● **To do**: Reproduce the whole listing, keeping each line as it is.

- - - -

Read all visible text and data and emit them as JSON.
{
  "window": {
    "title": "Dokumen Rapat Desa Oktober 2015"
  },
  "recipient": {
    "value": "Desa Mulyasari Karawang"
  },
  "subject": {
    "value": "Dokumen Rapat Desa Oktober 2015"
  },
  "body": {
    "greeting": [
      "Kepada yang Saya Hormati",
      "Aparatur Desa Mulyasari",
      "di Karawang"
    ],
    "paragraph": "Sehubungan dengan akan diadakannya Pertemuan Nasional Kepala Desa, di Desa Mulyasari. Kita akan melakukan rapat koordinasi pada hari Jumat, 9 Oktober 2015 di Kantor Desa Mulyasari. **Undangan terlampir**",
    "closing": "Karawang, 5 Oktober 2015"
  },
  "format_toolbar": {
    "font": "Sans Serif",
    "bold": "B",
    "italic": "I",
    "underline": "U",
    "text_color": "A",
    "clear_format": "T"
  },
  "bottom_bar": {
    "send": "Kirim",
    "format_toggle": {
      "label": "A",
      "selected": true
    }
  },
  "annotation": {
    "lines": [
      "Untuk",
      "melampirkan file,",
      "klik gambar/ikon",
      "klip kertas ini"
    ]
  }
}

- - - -

● **Answer section**:
Read all visible text and data and emit them as JSON.
{
  "window": {
    "title": "Dokumen Rapat Desa Oktober 2015"
  },
  "recipient": {
    "value": "Desa Mulyasari Karawang"
  },
  "subject": {
    "value": "Dokumen Rapat Desa Oktober 2015"
  },
  "body": {
    "greeting": [
      "Kepada yang Saya Hormati",
      "Aparatur Desa Mulyasari",
      "di Karawang"
    ],
    "paragraph": "Sehubungan dengan akan diadakannya Pertemuan Nasional Kepala Desa, di Desa Mulyasari. Kita akan melakukan rapat koordinasi pada hari Jumat, 9 Oktober 2015 di Kantor Desa Mulyasari. **Undangan terlampir**",
    "closing": "Karawang, 5 Oktober 2015"
  },
  "format_toolbar": {
    "font": "Sans Serif",
    "bold": "B",
    "italic": "I",
    "underline": "U",
    "text_color": "A",
    "clear_format": "T"
  },
  "bottom_bar": {
    "send": "Kirim",
    "format_toggle": {
      "label": "A",
      "selected": true
    }
  },
  "annotation": {
    "lines": [
      "Untuk",
      "melampirkan file,",
      "klik gambar/ikon",
      "klip kertas ini"
    ]
  }
}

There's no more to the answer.